In rich countries, conventional agriculture is becoming increasingly efficient, using fewer inputs to produce more food. In the United States, despite a 44% increase in food production since 1981, fertilizer use has barely increased and pesticide use has fallen by 18%. As esteemed environmental scientist Jesse Ausubel of Rockefeller University has noted, if farmers around the world adopted the modern and efficient techniques of American farmers, “an area the size of India or the United States at the east of the Mississippi could be freed from agriculture on a global scale”.
Above all, it must be repeated, conventional agriculture feeds the world. Since the Green Revolution of the 1950s and 1960s, global agricultural production has exploded, causing the global food supply to reach almost 3,000 kcal per day in 2017, up from just over 2,000 in 1961. at war , export restrictions and misguided policies of leaders like Rajapaksa, not a lack of ability to produce enough food.
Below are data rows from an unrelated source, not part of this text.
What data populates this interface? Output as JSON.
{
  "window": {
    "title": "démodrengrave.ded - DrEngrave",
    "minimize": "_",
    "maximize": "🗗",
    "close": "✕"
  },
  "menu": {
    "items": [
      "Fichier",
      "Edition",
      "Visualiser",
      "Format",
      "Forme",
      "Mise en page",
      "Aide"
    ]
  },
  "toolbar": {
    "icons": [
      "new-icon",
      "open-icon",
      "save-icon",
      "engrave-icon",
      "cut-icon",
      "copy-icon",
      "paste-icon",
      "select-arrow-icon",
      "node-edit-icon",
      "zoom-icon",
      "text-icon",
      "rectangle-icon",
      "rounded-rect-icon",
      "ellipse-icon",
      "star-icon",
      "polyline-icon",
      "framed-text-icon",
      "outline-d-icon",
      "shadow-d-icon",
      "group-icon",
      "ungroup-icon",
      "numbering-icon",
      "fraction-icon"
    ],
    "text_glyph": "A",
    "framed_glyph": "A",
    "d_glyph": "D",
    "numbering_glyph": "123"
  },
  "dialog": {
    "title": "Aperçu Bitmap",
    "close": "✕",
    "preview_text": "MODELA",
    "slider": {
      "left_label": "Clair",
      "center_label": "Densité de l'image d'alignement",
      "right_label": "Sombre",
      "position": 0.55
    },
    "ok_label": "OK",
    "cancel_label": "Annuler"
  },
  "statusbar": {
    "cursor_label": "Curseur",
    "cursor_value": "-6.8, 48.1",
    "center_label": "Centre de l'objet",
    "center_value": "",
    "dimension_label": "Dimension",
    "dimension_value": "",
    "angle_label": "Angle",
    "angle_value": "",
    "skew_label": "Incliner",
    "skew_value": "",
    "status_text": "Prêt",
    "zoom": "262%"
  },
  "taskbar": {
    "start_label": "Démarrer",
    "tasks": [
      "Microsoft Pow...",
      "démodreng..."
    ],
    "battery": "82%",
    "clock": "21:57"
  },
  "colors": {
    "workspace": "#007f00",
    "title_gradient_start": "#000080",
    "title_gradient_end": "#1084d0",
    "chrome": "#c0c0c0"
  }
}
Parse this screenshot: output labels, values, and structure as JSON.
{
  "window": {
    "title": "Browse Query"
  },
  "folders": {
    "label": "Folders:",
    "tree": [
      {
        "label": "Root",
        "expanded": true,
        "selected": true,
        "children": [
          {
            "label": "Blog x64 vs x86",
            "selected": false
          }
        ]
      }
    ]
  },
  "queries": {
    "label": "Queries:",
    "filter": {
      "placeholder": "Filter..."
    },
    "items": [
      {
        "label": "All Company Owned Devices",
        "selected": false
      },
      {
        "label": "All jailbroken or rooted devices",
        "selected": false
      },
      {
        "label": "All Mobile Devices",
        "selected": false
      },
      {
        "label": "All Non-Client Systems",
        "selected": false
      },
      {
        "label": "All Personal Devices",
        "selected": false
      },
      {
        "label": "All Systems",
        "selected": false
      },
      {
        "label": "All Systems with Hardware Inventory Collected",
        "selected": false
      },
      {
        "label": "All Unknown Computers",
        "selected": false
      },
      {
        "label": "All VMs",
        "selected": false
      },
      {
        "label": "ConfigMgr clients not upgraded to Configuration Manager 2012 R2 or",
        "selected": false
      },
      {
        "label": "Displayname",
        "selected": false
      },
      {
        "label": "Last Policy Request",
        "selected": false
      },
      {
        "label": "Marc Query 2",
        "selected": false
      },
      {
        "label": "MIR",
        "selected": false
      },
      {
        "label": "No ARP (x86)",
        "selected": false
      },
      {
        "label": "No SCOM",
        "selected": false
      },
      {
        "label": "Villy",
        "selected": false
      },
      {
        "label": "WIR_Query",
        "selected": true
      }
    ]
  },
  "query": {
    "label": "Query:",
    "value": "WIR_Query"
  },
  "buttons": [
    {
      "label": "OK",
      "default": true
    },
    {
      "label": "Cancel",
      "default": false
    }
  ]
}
The fertilizer ban was not the only factor behind Sri Lanka’s economic crash. Much of the damage was also caused by the rush of the ban and the difficulty of obtaining enough organic alternatives. However, the idea that organic farming can produce enough food for the world is an unattainable fantasy based on the naturalist fallacy – the baseless notion that anything modern, like agriculture incorporating unnatural components produced by human ingenuity, must be inferior to the all-natural precursor.
As Ted Nordhaus and Saloni Shah of the Breakthrough Institute point out, “there is literally no example of a major agricultural producing nation successfully transitioning to all-organic or agroecological production.” We must never take the relative rarity of famine in modern times for granted, nor romanticize and seek to return to agriculture’s all-organic past. Unfortunately, the illusion seems to be spreading, helped by the global transition to ESG. Last Sunday, Narendra Modi, India’s Prime Minister, praised “natural agriculture” during a speech in Gujarat, calling it “serving mother earth” and promising that India “will move forward on the way of natural agriculture”. Let’s hope not.
This article from Human Progress has been republished with permission.